The dollar has extended its recent weakness against the Euro on Friday. Comments made yesterday by European Central Bank President Mario Draghi have continued to propel the gains in the Euro. Draghi said Thursday that the euro area may see a gradual recovery later in the year as there are some modest signs of stabilization.
While speaking at the post-decision press conference in Frankfurt, Draghi said, “More recently several conjunctural indicators have broadly stabilized, albeit at low levels, and financial market confidence has improved significantly.” “Later in 2013 a gradual recovery should start,” he added.

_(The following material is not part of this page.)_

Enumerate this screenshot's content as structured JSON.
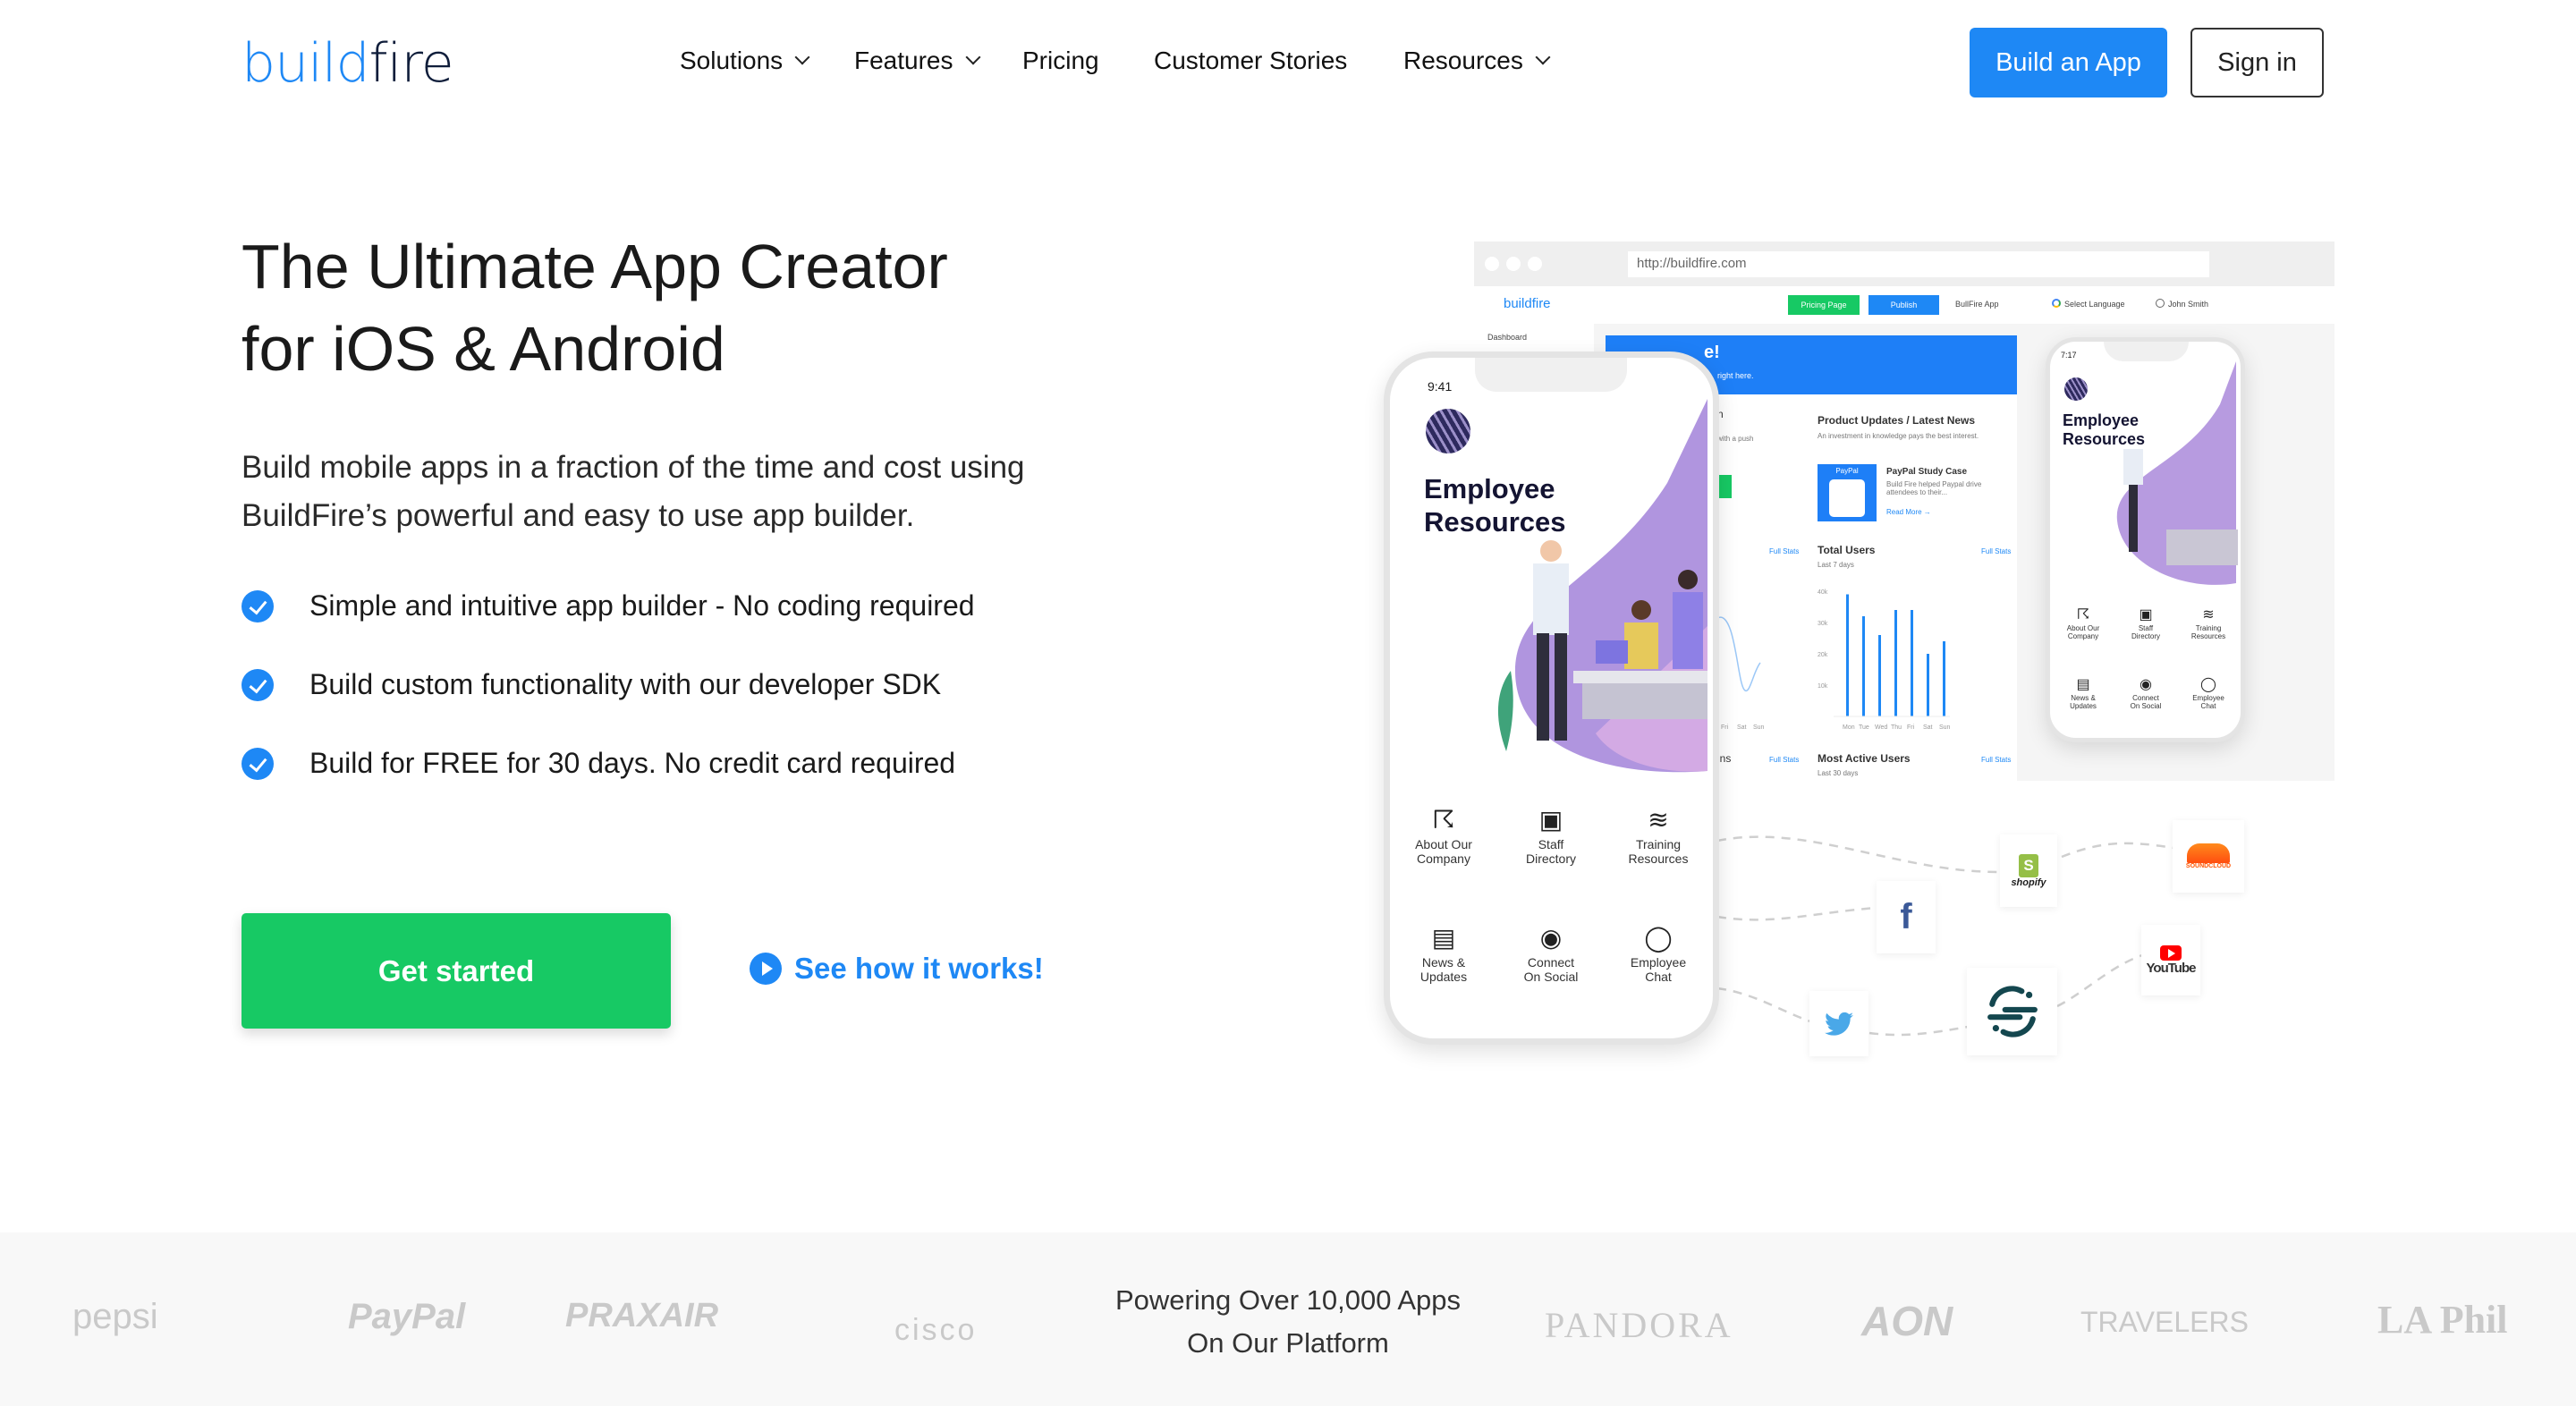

The German economy started positively in the new year and swiftly overcome the temporary weakness, the Economics Ministry said Friday. The economy appears to have contracted in the fourth quarter, it said. The indicators show a significant decline in economic output in the fourth quarter.
Exports were weaker due to low global growth. However, the ministry sees a gradual recovery in exports later this year with improvement in global economic situation.
Debt restructuring is not an option for Cyprus, Economic and Monetary Affairs Commissioner Olli Rehn said in an interview to German daily Handelsblatt, published Friday. There are a number of other options on the table to make the country’s debt sustainable, he told the daily. Rehn also urged the government to tackle the issue of money laundering.
The European countries, in particular Germany, have expressed reluctance to lend money to Cyprus unless it counters the menace with strict regulations. Cyprus asked for bailout in June last year.
The dollar sank to a 9-month low of $1.3365 against the Euro on Friday, extending its losses from the previous session. The U.S. currency traded around the $1.3035 level early Thursday morning.
France’s current account shortfall remained unchanged from the previous month in November, data released by the Bank of France showed Friday. The current account deficit remained unchanged at EUR2.9 billion in November, the agency said.
The buck has bounced back from yesterday’s one-week low of $1.6178 against the pound sterling on Friday, to around $1.6140.
U.K. manufacturing output declined unexpectedly in November in yet another blow to hopes of a recovery in the final quarter of 2012.
Manufacturing output decreased 0.3 percent in November from a month ago, when it dropped 1.3 percent, the Office for National Statistics showed Friday. Output was forecast to grow 0.5 percent.
Meanwhile, industrial output rose 0.3 percent month-on-month, underpinned by robust mining output. The November increase reversed last month’s 0.9 percent fall, but the rate of growth was smaller than the 0.8 percent rise forecast by economists.
House prices in the U.K. stayed unchanged from the previous month in December, data from a survey by mortgage services provider Acadametrics and LSL Property Services Plc showed Friday. The average price of a home in England and Wales remained broadly unchanged month-on-month at GBP227,026 in December, after recording a 0.2 percent increase in the previous month.
Japan on Friday approved a fresh round of stimulus spending worth JPY 10.3 trillion ($116 billion) to jump-start the flagging economy, as Prime Minister Shinzo Abe signals determination to fulfill his campaign pledges.
Speaking at a press conference, Abe said the measures will include spending on public works, disaster prevention and financial aid for small firms. He said that the new measures would add 2 percentage points to the gross domestic product and create about 600,000 jobs.
The greenback is trading nearly unchanged in comparison to the Japanese Yen on Friday, hovering around the Y89.100 level.
Japan posted a current account deficit of 222.4 billion yen in November, the Ministry of Finance said on Friday, marking the first shortfall in 10 months and adding to the case for additional stimulus. The headline figure was well shy of forecasts for a shortfall of 17.1 billion yen following the 376.9 billion yen surplus in October.
The U.S. trade deficit unexpectedly widened in the month of November, according to a report released by the Commerce Department on Friday, with a jump in imports more than offsetting an increase in exports. The report showed that the trade deficit widened to $48.7 billion in November from a revised $42.1 billion in October. The trade deficit for November reflected the widest U.S. trade deficit since a $49.6 billion deficit in April.
The wider deficit surprised economists, who had expected the deficit to narrow to $41.1 billion from the $42.2 billion deficit originally reported for the previous month.
U.S. import prices fell for the second consecutive month in December, the Labor Department revealed in a report on Friday, with the modest decrease coming as a surprise to economists. The report showed that import prices edged down by 0.1 percent in December following a revised 0.8 percent drop in November. Economists had expected prices to inch up by 0.1 percent compared to the 0.9 percent drop originally reported for the previous month.
The report also showed that export prices dipped by 0.1 percent in December after falling by 0.7 percent in the previous month. The drop came in line with economist estimates.